Founder: Don Busweiler
Year opened: 1990; Year closed: 2000
Don Busweiler moved to Miami Beach in 1989 to attend art school. As a high school student, he garnered a local following in New York on Long Island for screenprinting the word “Pervert” onto T-shirts—Busweiller wanted to see if he could take the word’s negative connotation away by turning it into a clothing brand. He wanted to continue his brand in Miami and open an eclectic store that was similar to Union in downtown Manhattan. So he convinced Todd Glaser, the store’s original financer, who is a prominent Miami real estate developer today, to put up $10,000 to open Animal Farm on 1443 Collins Avenue in 1990.
Animal Farm was open from noon to midnight, located just across the street from the popular Warsaw nightclub, and always had a DJ spinning two Technic 1200 turntables. Aside from stocking the freshest gear from brands like Fresh Jive, X-Large, Fuct, Two Black Guys, and Triple Five Soul, Animal Farm became a clubhouse for skateboarders, BMX bikers, ravers, and members of Miami Beach’s hip hop scene.
“There were a couple of surf and tourist shops, but there was no dedicated streetwear store. Animal Farm was the first one,” says Geoff Heath, a veteran streetwear graphic designer who worked for Supreme in the late ’90s and started his career at Pervert and Animal Farm. “Within Miami and Miami Beach, Pervert was the hometown streetwear brand that was popular.”
By 1995, Animal Farm and Pervert were booming. Pervert was sold globally and worn by celebs like the Beastie Boys and Janet Jackson—she wore a Pervert shirt to the 1995 MTV Video Music Awards, a look that was later copied by Givenchy. Jimmy George, one of the original founders of the skateboard brand Alien Workshop and the skateboard distribution company Cow Skates, invested in it. Busweiler even opened a standalone Pervert shop to sell extra stock a couple of blocks away. But then, suddenly, at the age of 25, Busweiler abandoned it all.
He met a religious cult passing through Miami known as the “Brethren,” a nomadic group of Christians who cut off their ties to mainstream civilization in exchange for salvation. Busweiler left his possessions, family, and friends behind to join the cult, despite his coworkers’ attempts to dissuade him.
Pervert and Animal Farm’s leftover employees attempted to keep the brand and the shop alive. However, due to disagreements with the business partners who owned the brand, the original Pervert team split. Former employees like Heath and Brendon Babenzian moved to New York City to work for Supreme. Animal Farm closed around 2000, and Pervert was laid to rest in the late ’90s. Busweiler, however, is still making clothes.
“Don stopped by Miami Beach last year and he designs all the clothes for his people,” says DJ Tom LaRoc, a childhood friend of Busweiler who helped get Pervert clothing on rappers in artists relations for Pervert. “We had a debate about herb and I was on a roll.
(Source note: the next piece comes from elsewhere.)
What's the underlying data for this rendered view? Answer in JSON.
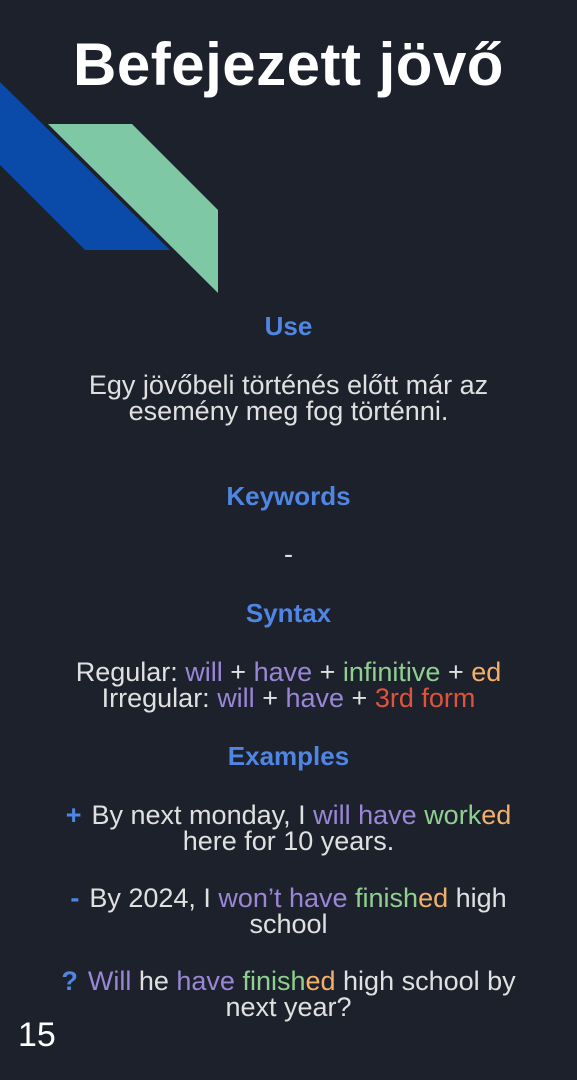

They’re not with ganja and they couldn’t get a word in, edgewise. So the next day Don dropped off this art before he left and it reads, ‘Ain’t no high like the most high.’ He's still a modern-day typography artist.” —Lei Takanashi